    OK, so the ad’s bad, but how’s the product? I had a look for myself at the browser version of AutoCAD 360, which is the current name for what has been Visual Tau, Project Butterfly and AutoCAD WS in previous iterations dating back before Autodesk’s acquisition of the Israeli technology in 2009.

    It’s a while since I tried it, so I was interested to see the progress that had been made. After all, CAD in the Cloud has been Autodesk’s focus for a long time now, and as this is likely the first product people try out, you’d expect it to be pretty dazzlingly … Full post

    CAD on the Cloud – available anytime, anywhere except when it isn’t

    One of the multiple reasons Autodesk has failed to win over the masses to its Cloudy CAD vision is fear of unreliability. Anything that relies on using somebody else’s computer over the Internet adds potential points of failure to those already there on a standalone desktop system. These additional vulnerabilities include:

    • Your browser or thin client software fails
    • Your modem, cabling or other Internet connectivity hardware fails
    • Your Internet service provider has an outage
    • Malware or DDOS attacks on your domain or service
    • Governmental Internet service interference
    • Internet connectivity infrastructure failure
    • Malware or DDOS attacks on vendor domain or service
    • Cloud vendor infrastructure disaster
    • Cloud-based CAD software down for maintenance

    I voiced my concerns about this in 2011, but technology has moved on since then and surely things are running as smooth as can be these days, right? Most computer users use Cloud services … Full post

    Script for creating AutoCAD Classic workspace

    Edwin Prakaso at the excellent CAD Notes blog has done something that, in hindsight, is blindingly obvious but nevertheless very useful to a multitude of people.
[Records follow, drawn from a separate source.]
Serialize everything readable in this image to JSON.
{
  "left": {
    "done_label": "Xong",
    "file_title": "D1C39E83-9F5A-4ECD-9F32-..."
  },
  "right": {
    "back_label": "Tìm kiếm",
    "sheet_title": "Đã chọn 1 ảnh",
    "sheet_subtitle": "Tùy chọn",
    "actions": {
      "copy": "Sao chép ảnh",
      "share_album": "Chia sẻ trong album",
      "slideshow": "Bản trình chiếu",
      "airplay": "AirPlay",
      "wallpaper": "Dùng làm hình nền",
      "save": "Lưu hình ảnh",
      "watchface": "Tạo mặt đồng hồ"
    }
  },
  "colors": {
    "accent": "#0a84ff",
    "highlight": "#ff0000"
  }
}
He’s written a simple script file that sets up the Classic workspace (or something close to it). It works in any recent AutoCAD or AutoCAD LT. Here’s the blog post:

    AutoCAD Script to Create Classic Workspace Automatically

    Edwin uses Microsoft OneDrive to store the script file, so if your workplace restricts access to Cloud storage you might need to download it at home.

    I’ve added a reference to this script to my post AutoCAD 2017 – Putting things back to “normal”.

    Huge PDFs? AutoCAD 2017.1.1 could be to blame

    Autodesk has yet again demonstrated why continuous automatic updating is no panacea for avoiding CAD update disruption. On the contrary…

    If you have noticed some of your PDFs exported from AutoCAD getting huge and unwieldy lately, AutoCAD 2017.1.1 could be to blame. Try uninstalling it using Programs and Features > View Installed Updates and see if the problem goes away. It may also be possible to work around this by going into PDF options and turning on Include Hyperlinks. Source: The Swamp.

    Here’s one possible* install history:

    • You install AutoCAD 2017. This defaults to also installing Autodesk desktop app. If this works on your system and you leave it on there doing its thing and consuming your resources, it will attempt to automatically keep your Autodesk software up to date.
    • Autodesk desktop app installed AutoCAD 2017.1. You like this because it has added a couple of nice features. … Full post